The report is intended to bring to light the scope, breadth and reach of the work that cultural and creative organisations and individuals have been doing since lockdown to reach the most vulnerable in our communities, and the immense creativity and care with which this work has been designed.
“Creative Care packages have been sent to some of our most vulnerable families and have proved to be a lifeline to those that are engaging with them... Many, many thanks to all involved in bringing this opportunity to our community.” (Cambridge Curiosity & Imagination’s Creative Care programme)

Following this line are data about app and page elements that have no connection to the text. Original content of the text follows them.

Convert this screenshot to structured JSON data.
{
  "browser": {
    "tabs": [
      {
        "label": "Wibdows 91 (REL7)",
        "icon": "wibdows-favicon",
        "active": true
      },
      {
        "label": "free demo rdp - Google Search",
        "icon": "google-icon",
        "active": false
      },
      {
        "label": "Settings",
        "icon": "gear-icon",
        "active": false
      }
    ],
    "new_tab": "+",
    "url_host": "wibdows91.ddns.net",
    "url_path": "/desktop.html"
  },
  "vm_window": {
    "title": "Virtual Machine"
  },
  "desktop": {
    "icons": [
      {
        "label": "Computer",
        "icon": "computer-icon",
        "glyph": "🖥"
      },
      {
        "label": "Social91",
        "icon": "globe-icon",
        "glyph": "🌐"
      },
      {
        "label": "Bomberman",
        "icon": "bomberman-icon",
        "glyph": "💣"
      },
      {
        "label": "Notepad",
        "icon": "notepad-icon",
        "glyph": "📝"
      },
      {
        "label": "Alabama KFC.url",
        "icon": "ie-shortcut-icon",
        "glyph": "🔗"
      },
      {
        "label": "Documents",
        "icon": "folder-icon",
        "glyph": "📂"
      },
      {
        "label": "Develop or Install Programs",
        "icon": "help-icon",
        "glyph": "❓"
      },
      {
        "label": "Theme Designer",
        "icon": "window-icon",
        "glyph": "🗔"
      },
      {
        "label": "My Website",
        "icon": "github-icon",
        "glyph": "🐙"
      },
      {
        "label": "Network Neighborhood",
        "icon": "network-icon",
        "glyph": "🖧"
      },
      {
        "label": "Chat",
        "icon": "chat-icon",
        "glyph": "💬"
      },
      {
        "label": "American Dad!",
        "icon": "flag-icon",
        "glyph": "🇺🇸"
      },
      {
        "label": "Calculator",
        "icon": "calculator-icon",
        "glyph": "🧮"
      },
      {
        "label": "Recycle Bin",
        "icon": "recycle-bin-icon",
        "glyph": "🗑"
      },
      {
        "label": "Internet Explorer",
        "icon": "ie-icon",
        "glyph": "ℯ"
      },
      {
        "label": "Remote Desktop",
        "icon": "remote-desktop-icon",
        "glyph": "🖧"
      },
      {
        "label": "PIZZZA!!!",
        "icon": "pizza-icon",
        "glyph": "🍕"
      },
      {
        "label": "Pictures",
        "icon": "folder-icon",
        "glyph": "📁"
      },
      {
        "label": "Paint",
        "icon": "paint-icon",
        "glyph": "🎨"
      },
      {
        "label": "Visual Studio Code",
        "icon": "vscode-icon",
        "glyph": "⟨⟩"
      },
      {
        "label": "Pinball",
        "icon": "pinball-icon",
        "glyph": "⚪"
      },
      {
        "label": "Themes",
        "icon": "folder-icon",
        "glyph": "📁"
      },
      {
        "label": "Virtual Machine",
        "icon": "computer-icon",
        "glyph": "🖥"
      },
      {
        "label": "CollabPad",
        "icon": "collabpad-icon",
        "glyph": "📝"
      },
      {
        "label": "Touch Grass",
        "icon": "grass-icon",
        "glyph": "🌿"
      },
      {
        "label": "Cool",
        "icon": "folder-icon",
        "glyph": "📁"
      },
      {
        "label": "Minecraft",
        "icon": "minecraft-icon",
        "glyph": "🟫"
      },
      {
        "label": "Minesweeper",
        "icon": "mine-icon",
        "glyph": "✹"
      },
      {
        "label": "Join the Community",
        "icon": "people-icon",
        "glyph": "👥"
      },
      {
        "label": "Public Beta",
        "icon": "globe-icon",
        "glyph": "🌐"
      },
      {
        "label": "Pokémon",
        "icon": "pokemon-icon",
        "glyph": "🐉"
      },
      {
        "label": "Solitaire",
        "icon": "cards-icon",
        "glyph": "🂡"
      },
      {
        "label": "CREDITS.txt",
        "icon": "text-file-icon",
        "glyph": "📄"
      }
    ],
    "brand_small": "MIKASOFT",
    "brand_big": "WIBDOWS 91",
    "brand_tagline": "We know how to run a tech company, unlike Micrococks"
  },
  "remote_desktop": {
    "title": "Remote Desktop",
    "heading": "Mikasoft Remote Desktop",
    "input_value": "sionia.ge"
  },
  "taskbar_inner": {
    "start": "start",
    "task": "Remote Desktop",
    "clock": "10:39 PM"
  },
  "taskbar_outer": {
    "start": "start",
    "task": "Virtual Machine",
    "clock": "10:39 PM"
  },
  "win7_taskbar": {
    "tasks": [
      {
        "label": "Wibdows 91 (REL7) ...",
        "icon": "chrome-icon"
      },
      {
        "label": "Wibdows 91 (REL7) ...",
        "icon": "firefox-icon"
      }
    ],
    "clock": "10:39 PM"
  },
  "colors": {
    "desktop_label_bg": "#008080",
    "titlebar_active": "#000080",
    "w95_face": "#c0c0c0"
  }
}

Almost all of the case studies in this report were undertaken in partnership – with local government, health, and/or third sector partners. It is this collaborative approach, together with a commitment to building responsive projects from the ground up, that has supported people’s creativity at the height of a national crisis. The skills, time and energy required for this work are undervalued, however. We hope this report will help us learn from what has worked during the crisis; and that it will help make the case for comprehensive financial and infrastructural support for work that will be as vital to our recovery as it has been a lifeline during lockdown.
- Case studies from 50 arts, culture & heritage organisations
- targeting people shielding or vulnerable at home during covid
- total reach - over 100,000 people
- projects used phone / post / online
- tackling variety of health conditions, overwhelmingly addressing loneliness and isolation
- 94% conducted in partnership to ensure the work reaches the people who need it:
- 69% with voluntary and community sector organisations
- 50% with local authorities
- 48% in partnership with the NHS
We recommend that leaders in health, social care, local government and culture give serious consideration to these organisations and practitioners who have been so vital for the wellbeing and cohesion of our communities during the covid crisis, and learn from the ways in which they have worked.
In particular, these case studies suggest the following needs:
- Significant investment in socially engaged creative and cultural practice - including all elements (partnership development, coproduction, signposting, pastoral care, practitioner support, logistics, and so on)
- Investment in partnerships between culture, local government, the NHS and the third sector which supports creative and cultural ‘providers’
- Investment in the networks and alliances (national, regional and local) that support socially engaged practitioners and organisations to continue and develop their work and partnerships, collect data and advocate for this work collectively on their behalf
- Research and evaluation support for the sector in general and to better understand the impact and process of working remotely
Sincere thanks to the organisations - with programmes reaching 100,000 of the most vulnerable people in our communities - who have found time despite everything to respond to our call for case studies. You can read about all of their work by scrolling down below - the case studies are ordered by organisation, in alphabetical order.
Art & Soul, Arts Derbyshire, Arts Development Company, Aspex, the Beaney House of Art & Knowledge, Butterflies, Cambridge Curiousity & Imagination, Celebrating Age Wiltshire, Colchester & Ipswich Museums, Coram, Christchurch Belles WI, Create, Creative Learning Guild, Creative Minds, darts, Denbighshire Leisure Ltd Community Arts, Devon Recovery & Learning College, Dream Time Creative, Escape Arts, Free Space Project, Fun Palaces, Garden Museum, Greater Manchester Combined Authority, Inclusive Intergenerational Dance (iID), Intermission Youth, Live Music Now, Look Again, Luv2MeetU, Magic Me, Manchester Museum, Museum of London, Museum of Oxford, National Archives, National Museums Liverpool, Open Art Box, The Reader, Royal Central School of Speech & Drama, Royal Albert Memorial Museum, Southbank Centre, South London Gallery, Suffolk Artlink, Tees, Esk & Wear Valley NHS Recovery College, Salisbury Arts Centre, Theatre Orchard, University of Cambridge Museums, Verd de Gris, Wiltshire Creative, Yorkshire Dance...